Garth Brooks fans hit by the fiasco surrounding his upcoming Dublin gigs should by entitled to money back for tickets – but recouping hotel or travel costs may be trickier.
That is the view of a top Trading Standards officer following Dublin City Council’s decision to allow only three of the five planned gigs at Croke Park later this month.
The council permitted shows at the venue on July 25, 26 and 27, but barred them on July 28 and 29 – although the star himself said he either wants to play all dates, or none.
Yesterday Jimmy Hughes, deputy chief inspector of Trading Standards, said it was the biggest consumer issue of its kind that he could recall on the entire island.
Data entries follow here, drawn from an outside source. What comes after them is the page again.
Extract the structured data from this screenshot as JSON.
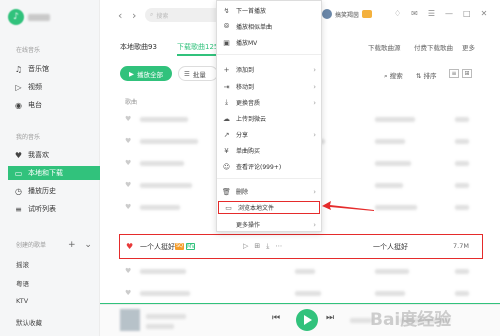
{
  "sidebar": {
    "section_online": "在线音乐",
    "online": [
      "音乐馆",
      "视频",
      "电台"
    ],
    "section_mine": "我的音乐",
    "mine": [
      "我喜欢",
      "本地和下载",
      "播放历史",
      "试听列表"
    ],
    "section_created": "创建的歌单",
    "playlists": [
      "摇滚",
      "粤语",
      "KTV",
      "默认收藏"
    ],
    "tools": [
      "+",
      "⌄"
    ]
  },
  "topbar": {
    "nav": [
      "‹",
      "›"
    ],
    "search_placeholder": "搜索",
    "username": "搞笑羯茵",
    "icons": [
      "♢",
      "✉",
      "☰",
      "—",
      "□",
      "✕"
    ]
  },
  "tabs": {
    "local": "本地歌曲93",
    "download": "下载歌曲125",
    "links": [
      "下载歌曲源",
      "付费下载歌曲",
      "更多"
    ]
  },
  "toolbar": {
    "play_all": "播放全部",
    "batch": "批量",
    "search": "搜索",
    "sort": "排序"
  },
  "list": {
    "col_song": "歌曲"
  },
  "context_menu": {
    "items": [
      {
        "icon": "↯",
        "label": "下一首播放",
        "arrow": ""
      },
      {
        "icon": "⦾",
        "label": "播放相似单曲",
        "arrow": ""
      },
      {
        "icon": "▣",
        "label": "播放MV",
        "arrow": ""
      },
      {
        "icon": "+",
        "label": "添加到",
        "arrow": "›"
      },
      {
        "icon": "⇥",
        "label": "移动到",
        "arrow": "›"
      },
      {
        "icon": "⤓",
        "label": "更换音质",
        "arrow": "›"
      },
      {
        "icon": "☁",
        "label": "上传到微云",
        "arrow": ""
      },
      {
        "icon": "↗",
        "label": "分享",
        "arrow": "›"
      },
      {
        "icon": "¥",
        "label": "单曲购买",
        "arrow": ""
      },
      {
        "icon": "☺",
        "label": "查看评论(999+)",
        "arrow": ""
      },
      {
        "icon": "🗑",
        "label": "删除",
        "arrow": "›"
      },
      {
        "icon": "▭",
        "label": "浏览本地文件",
        "arrow": ""
      },
      {
        "icon": "",
        "label": "更多操作",
        "arrow": "›"
      }
    ]
  },
  "highlighted_song": {
    "title": "一个人挺好",
    "tags": [
      "SQ",
      "MV"
    ],
    "artist": "一个人挺好",
    "size": "7.7M",
    "actions": [
      "▷",
      "⊞",
      "⤓",
      "⋯"
    ]
  },
  "player": {
    "controls": [
      "⏮",
      "⏭"
    ]
  },
  "watermark": "Bai度经验",
  "colors": {
    "accent": "#31c27c",
    "highlight": "#e52b2b"
  }
}
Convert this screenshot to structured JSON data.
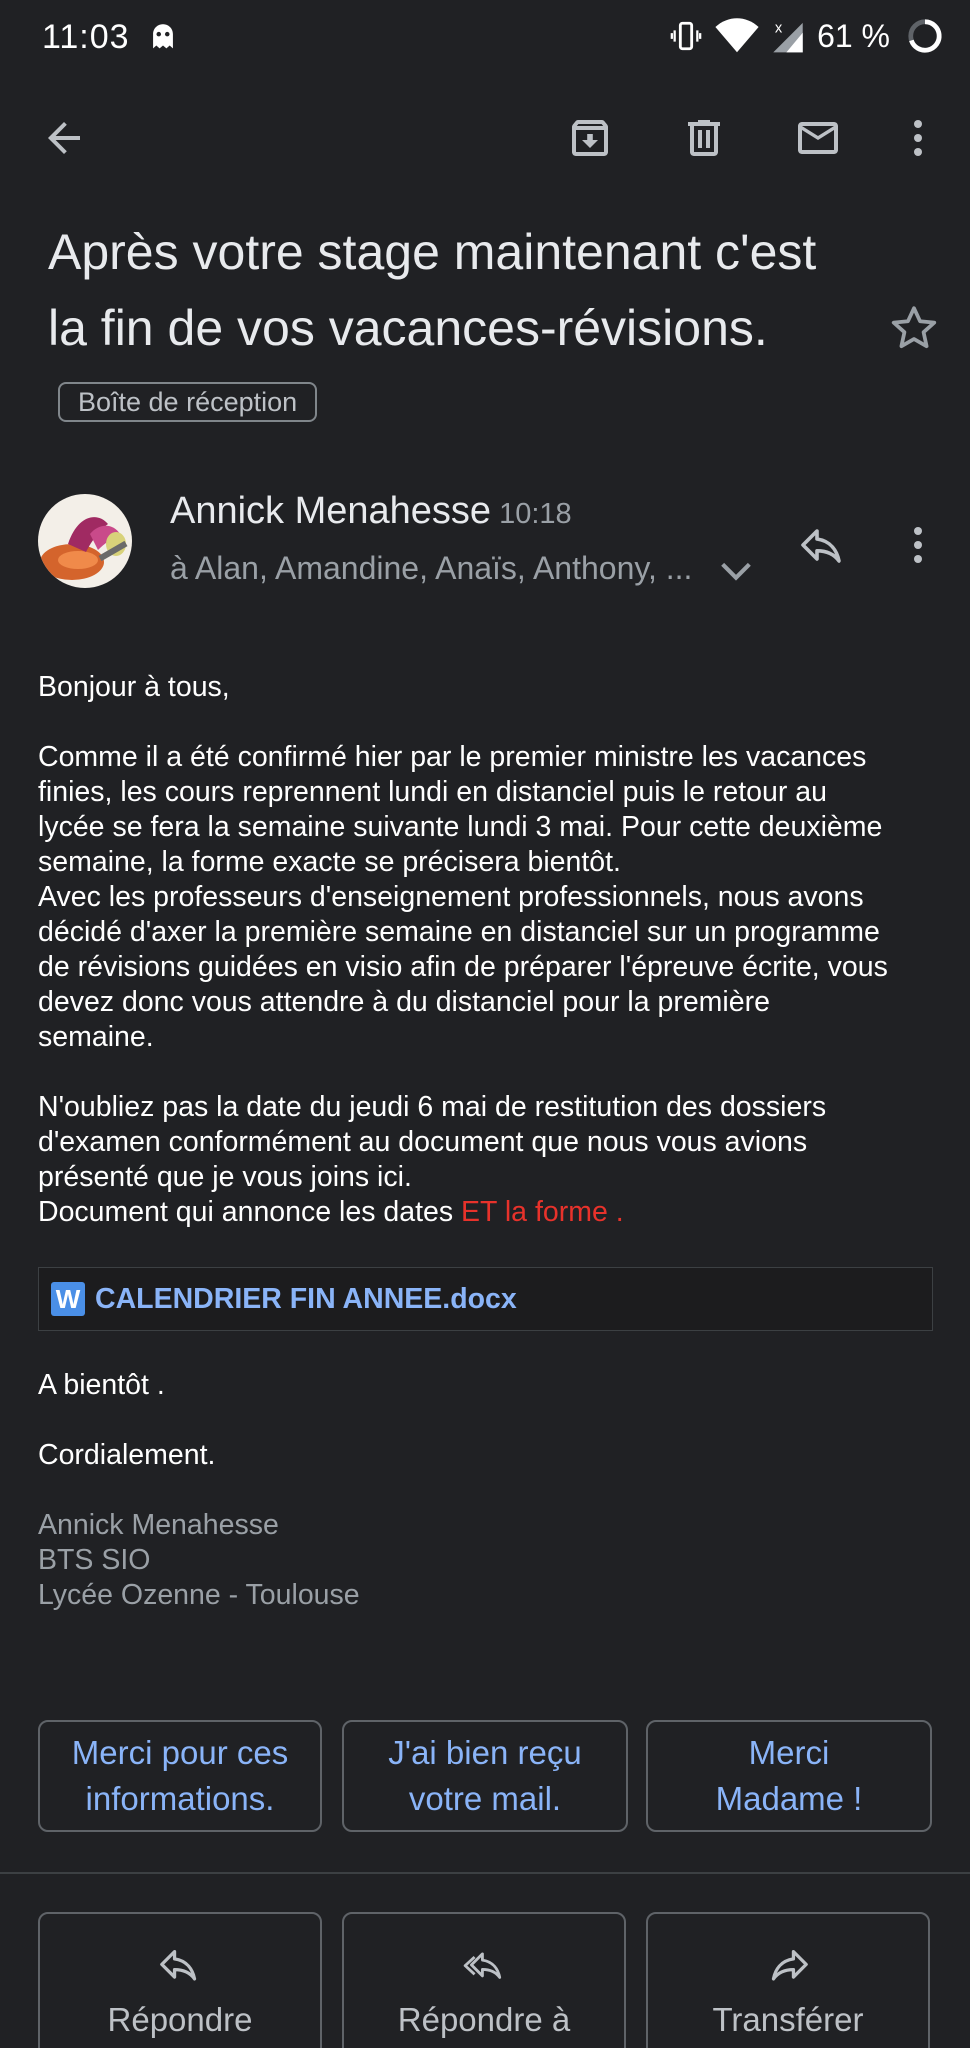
{
  "status_bar": {
    "time": "11:03",
    "battery": "61 %",
    "icons": [
      "ghost-icon",
      "vibrate-icon",
      "wifi-icon",
      "signal-icon",
      "battery-ring-icon"
    ]
  },
  "toolbar": {
    "icons": [
      "back-arrow-icon",
      "archive-icon",
      "delete-icon",
      "mark-unread-icon",
      "more-vert-icon"
    ]
  },
  "email": {
    "subject": "Après votre stage maintenant c'est la fin de vos vacances-révisions.",
    "label": "Boîte de réception",
    "sender": "Annick Menahesse",
    "time": "10:18",
    "recipients": "à Alan, Amandine, Anaïs, Anthony, ...",
    "greeting": "Bonjour à tous,",
    "para1_lines": [
      "Comme il a été confirmé hier par le premier ministre les vacances",
      "finies, les cours reprennent  lundi en distanciel puis le retour au",
      "lycée se fera la semaine suivante lundi 3 mai. Pour cette deuxième",
      "semaine, la forme exacte se précisera bientôt.",
      "Avec les professeurs d'enseignement professionnels, nous avons",
      "décidé d'axer la première semaine en distanciel sur un programme",
      "de révisions guidées en visio afin de préparer l'épreuve écrite, vous",
      "devez donc vous attendre à du distanciel pour la première",
      "semaine."
    ],
    "para2_lines": [
      "N'oubliez pas la date du jeudi 6 mai de restitution des dossiers",
      "d'examen conformément au document que nous vous avions",
      "présenté que je vous joins ici."
    ],
    "doc_line_prefix": "Document qui annonce les dates ",
    "doc_line_highlight": "ET la forme .",
    "attachment": {
      "icon_letter": "W",
      "name": "CALENDRIER FIN ANNEE.docx"
    },
    "closing1": "A bientôt .",
    "closing2": "Cordialement.",
    "signature": [
      "Annick Menahesse",
      "BTS SIO",
      "Lycée Ozenne - Toulouse"
    ]
  },
  "smart_replies": [
    [
      "Merci pour ces",
      "informations."
    ],
    [
      "J'ai bien reçu",
      "votre mail."
    ],
    [
      "Merci",
      "Madame !"
    ]
  ],
  "actions": {
    "reply": "Répondre",
    "reply_all": "Répondre à",
    "forward": "Transférer"
  },
  "colors": {
    "background": "#202124",
    "link": "#8ab4f8",
    "highlight_red": "#e8322b"
  }
}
“We haven’t had anything similar to this before in the south of Ireland, or indeed from here,” he said.
“There are an awful lot of people who have been booked to go to it and at the present time we don’t know whether it’s on or it’s off.”
Asked what the upshot is likely to be for consumers, he said if shows simply do not happen then there is a guaranteed right to to get ticket money back.
For travel and accommodation bookings, refunds should be available – but only if the bookings had “some kind of connection with the concert”.
For example this could include travelling on a bus laid on specially for the gig, or a hotel booked as part of a package.
But he said “if you simply booked a hotel or travel, I have awful bad news for you – you don’t have the rights”.
There has been a suggestion that different venues could host the star, but if concerts are later switched to a different date or a different venue, Mr Hughes said ticketholders should still be entitled the chance for a refund.
However, he suggested that the size of any changes may influence this – such as if the gigs are moved to a venue very close by, for example.
When it comes to compensation for inconvenience or time lost from work, that would be “exceptionally unusual”, he said, but recommended consumers take private advice on this if they wish.
Aiken PR, which is handling the media on behalf of Aiken Promotions, had previously been asked why all 400,000 tickets had been sold in February when Dublin council had not given any permission for any of the gigs – something which was applied for in April.
Yesterday, it issued a statement saying: “Aiken Promotions followed the licensing process as laid down under the current regulations.
“It is the standard practice in Ireland to inform the licensing authority, then to announce an event and then to put the tickets on sale in advance of a detailed licence application begin submitted.”